Last edited:

chisigma

Well-known member
Feb 13, 2012
1,704
The Descartes rule establishes the maximum number of positive/negative real roots that a polynomial can have but it gives no information about the effective number of the real roots of a polynomial. In our case is $\displaystyle p(x)= x^{4}-x^{3} -1$ and, in my opinion, the number of its real root can be found considering the polynomial $\displaystyle q(x)= x^{4}-x^{3}$. It is easy enough to see that $q(x)$ has a root of order 3 in x=0 and a root of order 1 in x=1. Furthermore q(x) has a minimum in $x=\frac{3}{4}$ and here is $q(x)=- \frac{27}{256}$. Now if we consider the quartic equation $\displaystyle q(x)+a=0$, on the basis of consideration we have just done, it is easy to find that the quartic equation has two real roots for $a<\frac{27}{256}$, one real root of order 2 for $a=\frac{27}{256}$ and no real roots for $a>\frac{27}{256}$...

Kind regards

$\chi$ $\sigma$
 

CaptainBlack

Well-known member
Jan 26, 2012
890
The Descartes rule establishes the maximum number of positive/negative real roots that a polynomial can have but it gives no information about the effective number of the real roots of a polynomial. In our case is $\displaystyle p(x)= x^{4}-x^{3} -1$ and, in my opinion, the number of its real root can be found considering the polynomial $\displaystyle q(x)= x^{4}-x^{3}$. It is easy enough to see that $q(x)$ has a root of order 3 in x=0 and a root of order 1 in x=1. Furthermore q(x) has a minimum in $x=\frac{3}{4}$ and here is $q(x)=- \frac{27}{256}$. Now if we consider the quartic equation $\displaystyle q(x)+a=0$, on the basis of consideration we have just done, it is easy to find that the quartic equation has two real roots for $a<\frac{27}{256}$, one real root of order 2 for $a=\frac{27}{256}$ and no real roots for $a>\frac{27}{256}$...
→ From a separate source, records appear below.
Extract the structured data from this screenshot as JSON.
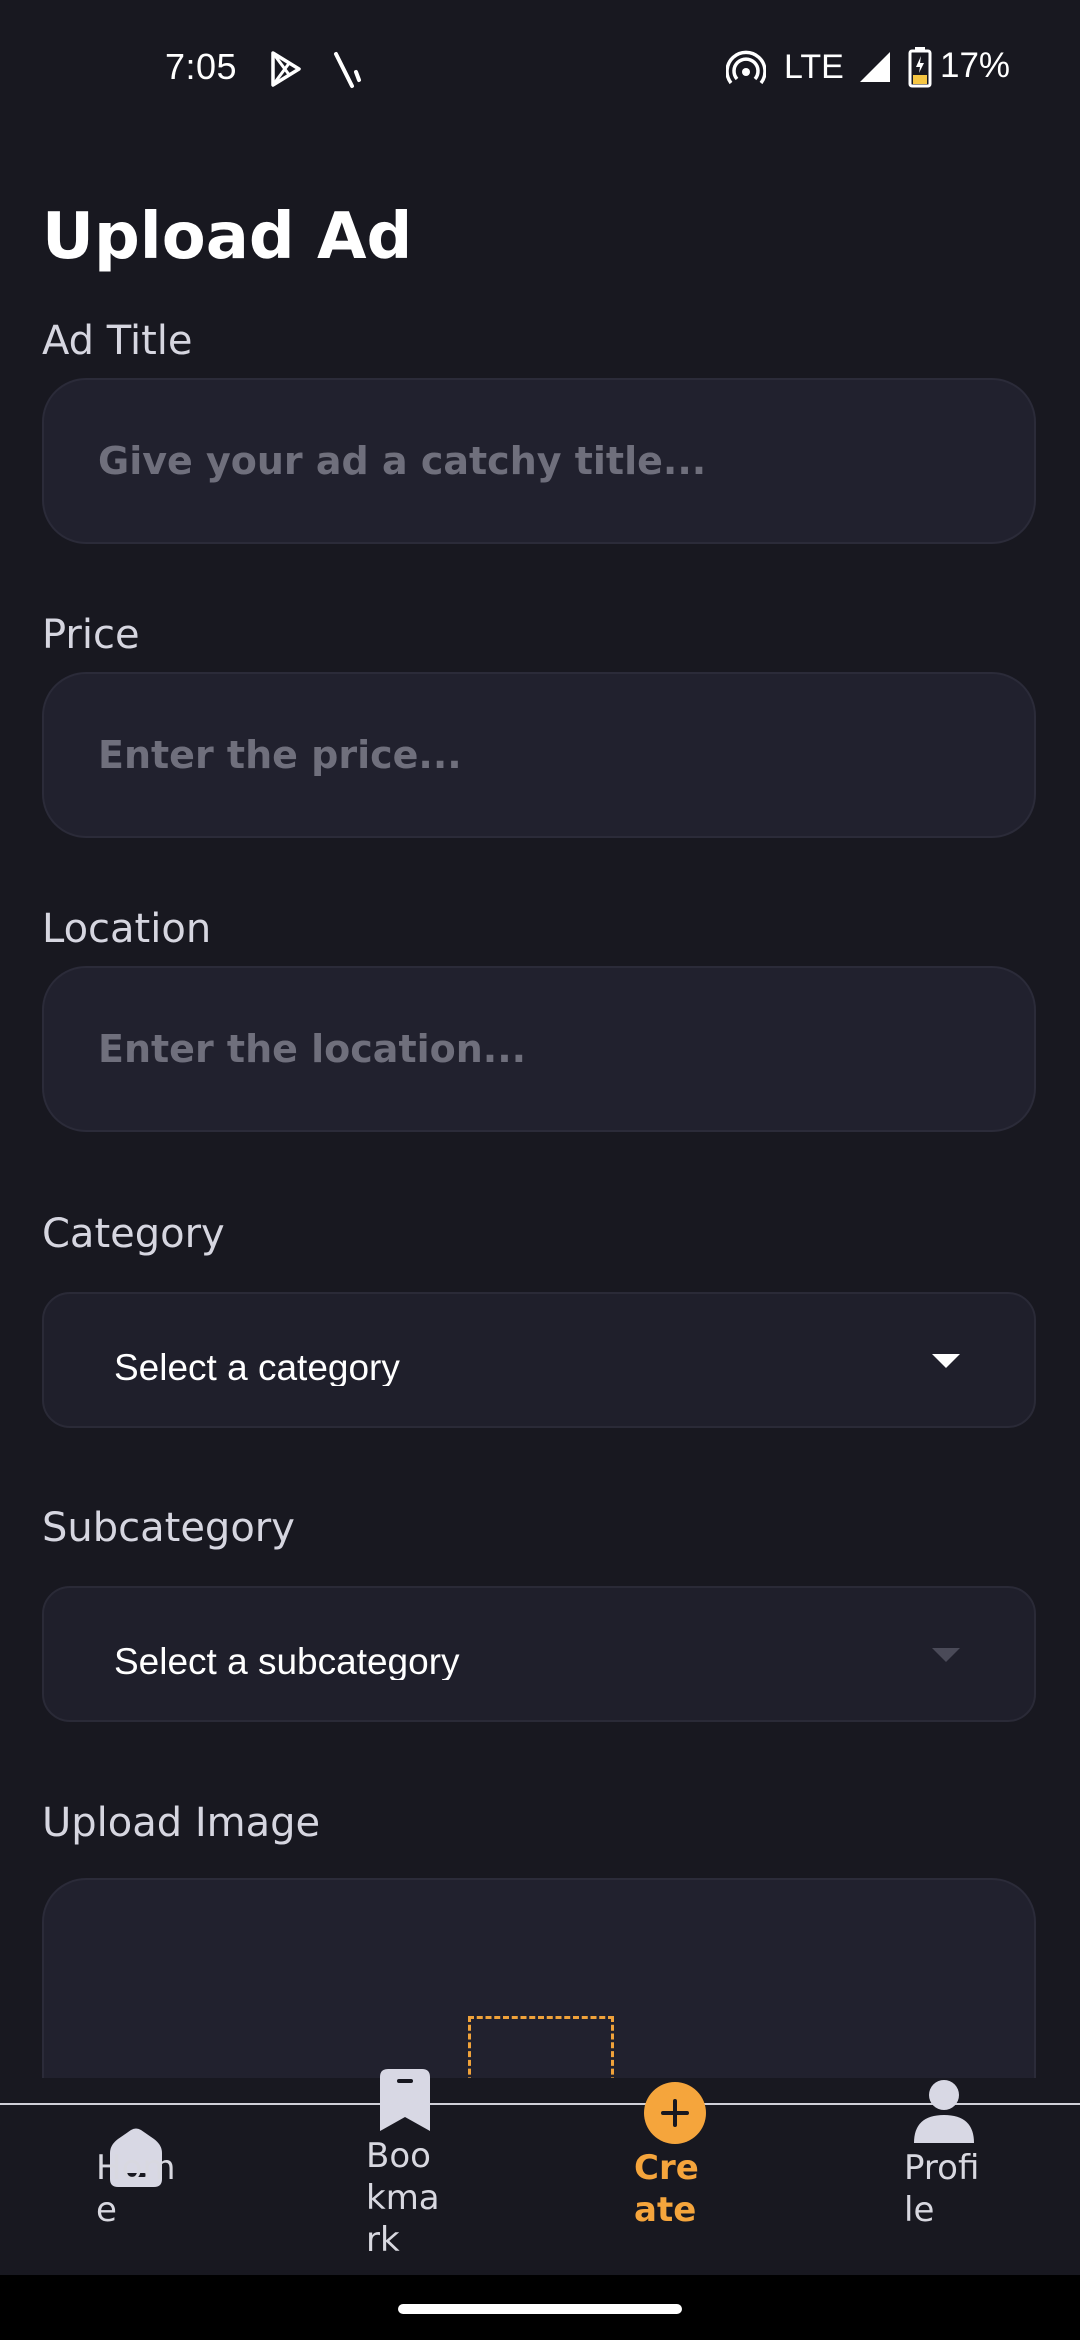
{
  "status_bar": {
    "time": "7:05",
    "network": "LTE",
    "battery": "17%"
  },
  "page": {
    "title": "Upload Ad"
  },
  "form": {
    "ad_title": {
      "label": "Ad Title",
      "placeholder": "Give your ad a catchy title...",
      "value": ""
    },
    "price": {
      "label": "Price",
      "placeholder": "Enter the price...",
      "value": ""
    },
    "location": {
      "label": "Location",
      "placeholder": "Enter the location...",
      "value": ""
    },
    "category": {
      "label": "Category",
      "selected": "Select a category"
    },
    "subcategory": {
      "label": "Subcategory",
      "selected": "Select a subcategory"
    },
    "upload_image": {
      "label": "Upload Image"
    }
  },
  "bottom_nav": {
    "items": [
      {
        "label": "Home",
        "icon": "home-icon",
        "active": false
      },
      {
        "label": "Bookmark",
        "icon": "bookmark-icon",
        "active": false
      },
      {
        "label": "Create",
        "icon": "plus-circle-icon",
        "active": true
      },
      {
        "label": "Profile",
        "icon": "person-icon",
        "active": false
      }
    ]
  },
  "colors": {
    "background": "#181820",
    "input_background": "#21212e",
    "accent": "#f5a53c",
    "text": "#ffffff",
    "label": "#d6d6e0",
    "placeholder": "#6f6f7c"
  }
}
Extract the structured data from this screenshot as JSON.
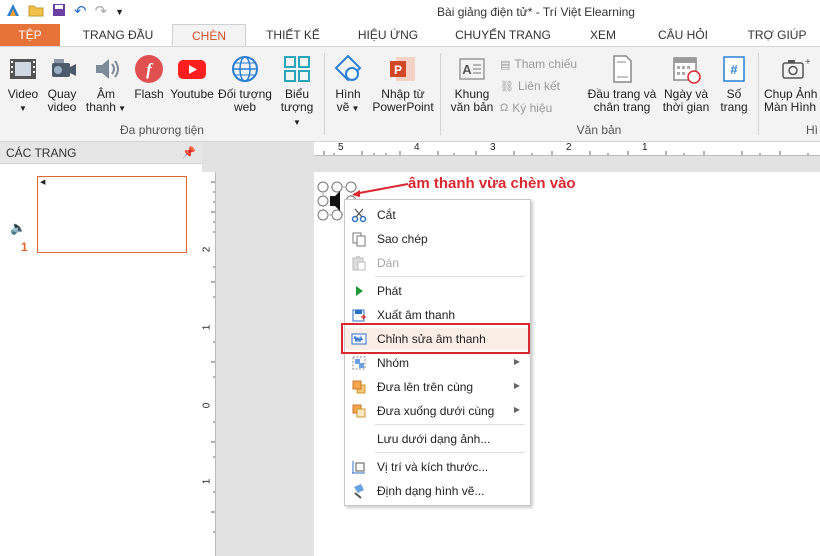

Kind regards

$\chi$ $\sigma$
In this case Descartes rule of signs does tell us exactly how many real roots we have.

The number of positive roots is equal to the number of changes of signs of the coefficients less a multiple of 2. In this case the number of sign changes is 1, and as there is no multiple of 2 other than 0 which leaves the number of roots non-negative there is exactly one positive real root. The same argument applies to the negative roots.

CB